type storage is record [
counter : nat;
name : string
]
type return is list (operation) * storage
function entry_A (const n : nat; const store : storage) : return is
((nil : list (operation)), store with record [counter = n])
function entry_B (const s : string; const store : storage) : return is
((nil : list (operation)), store with record [name = s])
function main (const action : parameter; const store : storage): return is
case action of
Action_A (n) -> entry_A (n, store)
| Action_B (s) -> entry_B (s, store)
end

Tezos-specific Built-ins

A LIGO smart contract can query part of the state of the Tezos blockchain by means of built-in values. In this section you will find how those built-ins can be utilized.

Accepting or Declining Tokens in a Smart Contract

This example shows how Tezos.amount and failwith can be used to decline any transaction that sends more tez than 0tez, that is, no incoming tokens are accepted.

type parameter is unit
type storage is unit
type return is list (operation) * storage
function deny (const action : parameter; const store : storage) : return is
if Tezos.amount > 0tez then
(failwith ("This contract does not accept tokens.") : return)
else ((nil : list (operation)), store)

Note that amount is deprecated. Please use Tezos.amount.

Access Control

This example shows how Tezos.source can be used to deny access to an entrypoint.

const owner : address = ("tz1KqTpEZ7Yob7QbPE4Hy4Wo8fHG8LhKxZSx": address);
function main (const action : parameter; const store : storage) : return is
if Tezos.source =/= owner then (failwith ("Access denied.") : return)
else ((nil : list (operation)), store)

Note that source is deprecated. Please use Tezos.source.

Inter-Contract Invocations

It would be somewhat misleading to speak of "contract calls", as this wording may wrongly suggest an analogy between contract "calls" and function "calls". Indeed, the control flow returns to the site of a function call, and composed function calls therefore are stacked, that is, they follow a last in, first out ordering. This is not what happens when a contract invokes another: the invocation is queued, that is, follows a first in, first our ordering, and the dequeuing only starts at the normal end of a contract (no failure). That is why we speak of "contract invocations" instead of "calls".

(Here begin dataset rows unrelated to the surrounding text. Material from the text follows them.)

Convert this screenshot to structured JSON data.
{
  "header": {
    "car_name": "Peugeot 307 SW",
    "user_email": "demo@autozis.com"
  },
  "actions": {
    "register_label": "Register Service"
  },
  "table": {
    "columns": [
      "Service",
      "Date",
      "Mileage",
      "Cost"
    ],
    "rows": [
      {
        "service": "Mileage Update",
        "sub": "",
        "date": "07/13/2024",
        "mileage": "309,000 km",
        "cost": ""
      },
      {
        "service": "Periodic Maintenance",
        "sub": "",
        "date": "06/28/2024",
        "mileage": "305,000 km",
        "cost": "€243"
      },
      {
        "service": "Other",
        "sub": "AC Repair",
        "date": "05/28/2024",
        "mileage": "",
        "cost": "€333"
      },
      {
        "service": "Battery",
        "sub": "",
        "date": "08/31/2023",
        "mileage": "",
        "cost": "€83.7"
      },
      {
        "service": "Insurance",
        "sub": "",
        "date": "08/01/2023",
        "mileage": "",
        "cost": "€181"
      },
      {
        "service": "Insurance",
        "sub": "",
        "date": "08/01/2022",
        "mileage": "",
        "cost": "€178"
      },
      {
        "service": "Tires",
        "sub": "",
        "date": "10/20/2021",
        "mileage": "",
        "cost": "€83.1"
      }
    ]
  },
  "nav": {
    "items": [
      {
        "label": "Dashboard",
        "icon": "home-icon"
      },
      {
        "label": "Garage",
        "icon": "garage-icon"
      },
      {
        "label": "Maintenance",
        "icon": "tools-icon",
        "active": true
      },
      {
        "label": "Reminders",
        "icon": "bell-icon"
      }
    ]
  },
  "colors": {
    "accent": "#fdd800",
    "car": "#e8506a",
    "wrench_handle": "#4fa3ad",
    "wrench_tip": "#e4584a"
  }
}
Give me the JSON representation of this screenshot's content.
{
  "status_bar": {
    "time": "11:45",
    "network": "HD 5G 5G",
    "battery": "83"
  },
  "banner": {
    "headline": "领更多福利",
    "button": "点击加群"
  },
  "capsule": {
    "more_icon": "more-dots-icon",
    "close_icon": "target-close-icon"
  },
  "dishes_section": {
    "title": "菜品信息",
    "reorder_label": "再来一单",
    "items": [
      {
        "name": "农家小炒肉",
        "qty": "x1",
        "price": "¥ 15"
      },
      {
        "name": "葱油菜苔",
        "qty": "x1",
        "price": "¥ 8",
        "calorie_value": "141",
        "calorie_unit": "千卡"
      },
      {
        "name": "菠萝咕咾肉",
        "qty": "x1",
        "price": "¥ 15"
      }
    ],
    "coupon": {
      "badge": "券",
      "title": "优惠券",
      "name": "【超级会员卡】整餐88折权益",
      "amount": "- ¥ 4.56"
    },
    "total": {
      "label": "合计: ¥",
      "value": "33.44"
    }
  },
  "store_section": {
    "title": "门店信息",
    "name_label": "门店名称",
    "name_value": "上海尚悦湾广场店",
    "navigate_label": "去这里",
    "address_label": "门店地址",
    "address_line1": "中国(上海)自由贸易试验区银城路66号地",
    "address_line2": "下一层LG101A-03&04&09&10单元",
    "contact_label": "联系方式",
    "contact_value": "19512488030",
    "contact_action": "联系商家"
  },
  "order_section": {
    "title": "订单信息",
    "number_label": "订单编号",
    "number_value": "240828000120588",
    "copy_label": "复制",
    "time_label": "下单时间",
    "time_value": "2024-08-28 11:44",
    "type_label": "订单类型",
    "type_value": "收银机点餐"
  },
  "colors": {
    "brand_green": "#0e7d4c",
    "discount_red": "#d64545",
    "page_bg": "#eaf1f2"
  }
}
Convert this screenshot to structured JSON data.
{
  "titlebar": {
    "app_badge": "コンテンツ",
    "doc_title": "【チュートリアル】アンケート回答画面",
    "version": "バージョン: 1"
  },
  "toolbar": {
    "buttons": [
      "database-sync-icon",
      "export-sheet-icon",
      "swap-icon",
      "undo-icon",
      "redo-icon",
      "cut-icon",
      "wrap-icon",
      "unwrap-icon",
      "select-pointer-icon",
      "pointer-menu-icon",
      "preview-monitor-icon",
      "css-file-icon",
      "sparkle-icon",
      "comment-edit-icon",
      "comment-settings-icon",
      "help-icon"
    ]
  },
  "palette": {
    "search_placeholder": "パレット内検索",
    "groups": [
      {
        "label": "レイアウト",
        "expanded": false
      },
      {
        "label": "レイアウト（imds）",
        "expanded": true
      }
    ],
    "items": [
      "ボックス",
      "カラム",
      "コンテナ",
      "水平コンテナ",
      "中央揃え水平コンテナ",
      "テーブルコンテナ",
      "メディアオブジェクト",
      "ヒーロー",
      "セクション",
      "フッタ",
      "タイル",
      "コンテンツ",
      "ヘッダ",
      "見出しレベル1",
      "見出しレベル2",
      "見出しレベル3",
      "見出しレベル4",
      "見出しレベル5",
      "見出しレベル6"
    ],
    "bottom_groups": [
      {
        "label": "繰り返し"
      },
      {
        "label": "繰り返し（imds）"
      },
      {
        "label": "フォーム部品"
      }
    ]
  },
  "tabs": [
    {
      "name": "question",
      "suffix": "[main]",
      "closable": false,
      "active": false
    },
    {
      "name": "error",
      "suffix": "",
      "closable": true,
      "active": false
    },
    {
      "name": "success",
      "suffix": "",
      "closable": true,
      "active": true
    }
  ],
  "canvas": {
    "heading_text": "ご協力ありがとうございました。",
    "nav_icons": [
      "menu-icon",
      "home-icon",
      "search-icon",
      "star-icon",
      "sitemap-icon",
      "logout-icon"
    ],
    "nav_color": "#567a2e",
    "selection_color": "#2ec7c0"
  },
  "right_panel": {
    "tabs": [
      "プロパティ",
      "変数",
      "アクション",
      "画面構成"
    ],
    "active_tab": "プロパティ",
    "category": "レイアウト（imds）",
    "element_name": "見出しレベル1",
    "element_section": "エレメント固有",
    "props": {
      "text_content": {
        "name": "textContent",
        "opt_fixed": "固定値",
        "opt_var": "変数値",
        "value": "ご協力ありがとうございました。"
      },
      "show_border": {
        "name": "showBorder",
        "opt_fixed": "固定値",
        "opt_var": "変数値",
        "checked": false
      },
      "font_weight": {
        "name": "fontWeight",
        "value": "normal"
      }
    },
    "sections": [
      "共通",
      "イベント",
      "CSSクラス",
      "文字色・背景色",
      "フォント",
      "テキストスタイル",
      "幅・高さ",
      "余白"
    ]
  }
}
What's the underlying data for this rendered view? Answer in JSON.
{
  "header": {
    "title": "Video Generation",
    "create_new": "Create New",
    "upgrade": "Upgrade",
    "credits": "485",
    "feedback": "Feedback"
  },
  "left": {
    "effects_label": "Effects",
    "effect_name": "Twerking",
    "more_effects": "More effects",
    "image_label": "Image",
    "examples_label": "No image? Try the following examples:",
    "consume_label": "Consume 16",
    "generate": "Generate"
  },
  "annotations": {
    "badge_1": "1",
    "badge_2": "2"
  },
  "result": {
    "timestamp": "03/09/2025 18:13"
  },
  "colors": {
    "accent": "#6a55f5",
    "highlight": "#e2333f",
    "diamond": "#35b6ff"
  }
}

The following example shows how a contract can invoke another by emiting a transaction operation at the end of an entrypoint.

The same technique can be used to transfer tokens to an implicit account (tz1, ...): all you have to do is use a unit value as the parameter of the smart contract.

In our case, we have a counter.ligo contract that accepts an action of type parameter, and we have a proxy.ligo contract that accepts the same parameter type, and forwards the call to the deployed counter contract.

// counter.ligo
type parameter is
Increment of nat
| Decrement of nat
| Reset
type storage is unit
type return is list (operation) * storage
// proxy.ligo
type parameter is
Increment of nat
| Decrement of nat
| Reset
type storage is unit
type return is list (operation) * storage
const dest : address = ("KT19wgxcuXG9VH4Af5Tpm1vqEKdaMFpznXT3" : address)
function proxy (const action : parameter; const store : storage): return is
block {
const counter : contract (parameter) =
case (Tezos.get_contract_opt (dest) : option (contract (parameter))) of
Some (contract) -> contract
| None -> (failwith ("Contract not found.") : contract (parameter))
end;
(* Reuse the parameter in the subsequent
transaction or use another one, `mock_param`. *)
const mock_param : parameter = Increment (5n);
const op : operation = Tezos.transaction (action, 0tez, counter);
const ops : list (operation) = list [op]
} with (ops, store)